Son s Daughter s daughter. CLASS 2. False grandfathers and false grandmothers. Maternal grandfather. Maternal grandfather s mother. Mother of No. Rules a and b , applicable to Class 1, apply also to Class 2.
Furthermore, when the sides of relation differ, the claimant by the paternal sides gets twice as much as the claimant by the maternal. CLASS 3. Parents Descendants: Full brother s daughter and her descendants. Full sister s son. Full sister s daughters and their descendants, how low so ever. Daughter of half-brother by father, and her descendants.
Son of half-sister of father. Daughter of half-sister by father, and her descendants, how low so ever. Son of half-brother by mother. Daughter of half-brother by mother, and her descendants, how low so ever. Son of half-sister by mother. Daughter of half-sister by mother, and their descendants, how low so ever. CLASS 4. Descendants of the two grandfathers and the two grandmothers. Full paternal aunt and her descendants, male or female, and how low soever.
Half paternal aunt and her descendants, male or female, how low soever. Father s half-brother by mother and his descendants, male or female, how low so ever. Father s half-sister by mother and her descendants, male or female, how low so ever. Where sides of relation differ, the claimant by paternal relation gets twice as much as the claimant by maternal relation. Where sides and strength of relation are equal, the male gets twice as much as the female.
General Rule. Each of these classes as above mentioned excludes the next following class. The State. Thus, illegitimate children and adopted children have no shares in inheritance. In general, a full brother will exclude a consanguine brother, but not uterine brother. In case where a deceased man leaves a pregnant woman, the unborn child's share will be reserved.
Also a woman during the time of waiting idda after divorce is considered as a wife of the deceased for purposes of inheritance. There are even further rules of exclusion and inclusion of different relatives. The only "practical situations" which may cause disqualification are differences of religion and homicide. But schools of Islamic jurisprudence differed whether a Muslim can inherit from a non-Muslim or not. All the jurists agree that intentional or unjustifiable killing would exclude a person form inheritance.

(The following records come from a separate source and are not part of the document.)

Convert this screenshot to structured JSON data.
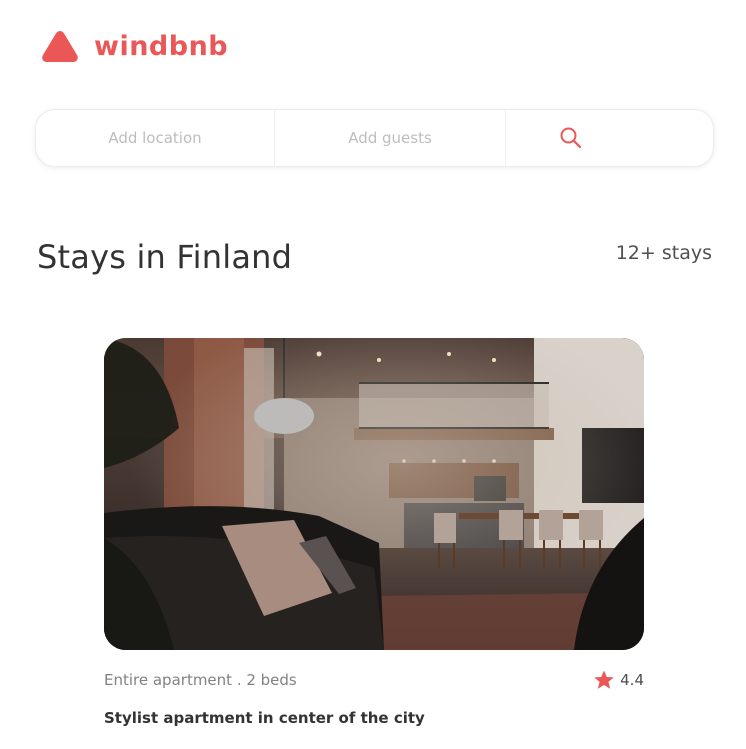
{
  "brand": {
    "name": "windbnb",
    "color": "#eb5757",
    "icon": "logo-triangle-icon"
  },
  "search": {
    "location_placeholder": "Add location",
    "guests_placeholder": "Add guests",
    "icon": "search-icon"
  },
  "heading": {
    "title": "Stays in Finland",
    "count": "12+ stays"
  },
  "stays": [
    {
      "type": "Entire apartment . 2 beds",
      "rating": "4.4",
      "title": "Stylist apartment in center of the city",
      "rating_icon": "star-icon",
      "rating_color": "#eb5757"
    }
  ]
}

In Islam, women are entitled the right of inheritance3. In general circumstances, though not all, Islam allots women half the share of inheritance available to men who have the same degree of relation to the decedent. For example, where the decedent has both male and female children, a son's share is double that of a daughter's. Additionally, the sister of a childless man inherits half of his property upon his death, while a brother of a childless woman inherits all of her property.

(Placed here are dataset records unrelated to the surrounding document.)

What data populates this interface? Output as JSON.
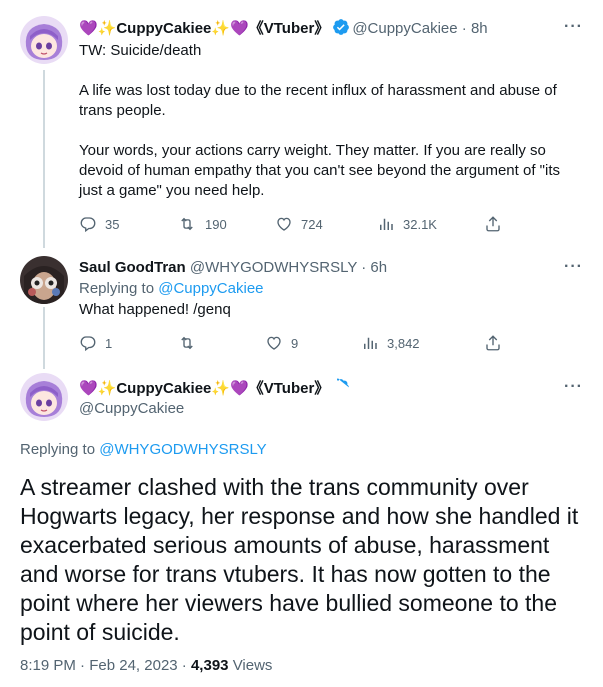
{
  "tweet1": {
    "display_name": "💜✨CuppyCakiee✨💜《VTuber》",
    "handle": "@CuppyCakiee",
    "time": "8h",
    "tw_line": "TW: Suicide/death",
    "para1": "A life was lost today due to the recent influx of harassment and abuse of trans people.",
    "para2": "Your words, your actions carry weight. They matter. If you are really so devoid of human empathy that you can't see beyond the argument of \"its just a game\" you need help.",
    "replies": "35",
    "retweets": "190",
    "likes": "724",
    "views": "32.1K"
  },
  "tweet2": {
    "display_name": "Saul GoodTran",
    "handle": "@WHYGODWHYSRSLY",
    "time": "6h",
    "replying_prefix": "Replying to",
    "replying_to": "@CuppyCakiee",
    "text": "What happened! /genq",
    "replies": "1",
    "retweets": "",
    "likes": "9",
    "views": "3,842"
  },
  "main_tweet": {
    "display_name": "💜✨CuppyCakiee✨💜《VTuber》",
    "handle": "@CuppyCakiee",
    "replying_prefix": "Replying to",
    "replying_to": "@WHYGODWHYSRSLY",
    "text": "A streamer clashed with the trans community over Hogwarts legacy, her response and how she handled it exacerbated serious amounts of abuse, harassment and worse for trans vtubers. It has now gotten to the point where her viewers have bullied someone to the point of suicide.",
    "time": "8:19 PM",
    "date": "Feb 24, 2023",
    "views_count": "4,393",
    "views_label": "Views"
  },
  "colors": {
    "text": "#0f1419",
    "muted": "#536471",
    "link": "#1d9bf0",
    "verified": "#1d9bf0"
  },
  "icons": [
    "reply-icon",
    "retweet-icon",
    "like-icon",
    "views-icon",
    "share-icon",
    "more-icon",
    "verified-icon"
  ]
}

However, this principle is not universally applicable, and there are other circumstances where women might receive equal shares to men.A person of unsound mind has no capacity to create any waqf because he or she is incapable of knowing the legal consequences of the transaction. Publication Information J. In addition, the essay also argues that the discourse of Mohammedan law is developed and nurtured by the orientalist intellectuals.
Particularly after the withdrawal of the native law officers from the courts in the British judges sought to influence the indigenous laws, i. This dream became true after a century; the acquisition of diwany rights of Bengal, Bihar and Orissa in brought an occasion for the Company to participate in the administration of India officially.
Initially, it appears, the Company did not take major initiative to bring any change in the existing administration of justice system. Firstly, the situation in Shia law will not be very different had there been in the above example two grandsons from the predeceased son and one grandson from the predeceased daughter as paternal and maternal grandchildren are entitled to inheritance Morely, Administration of Justice in British India: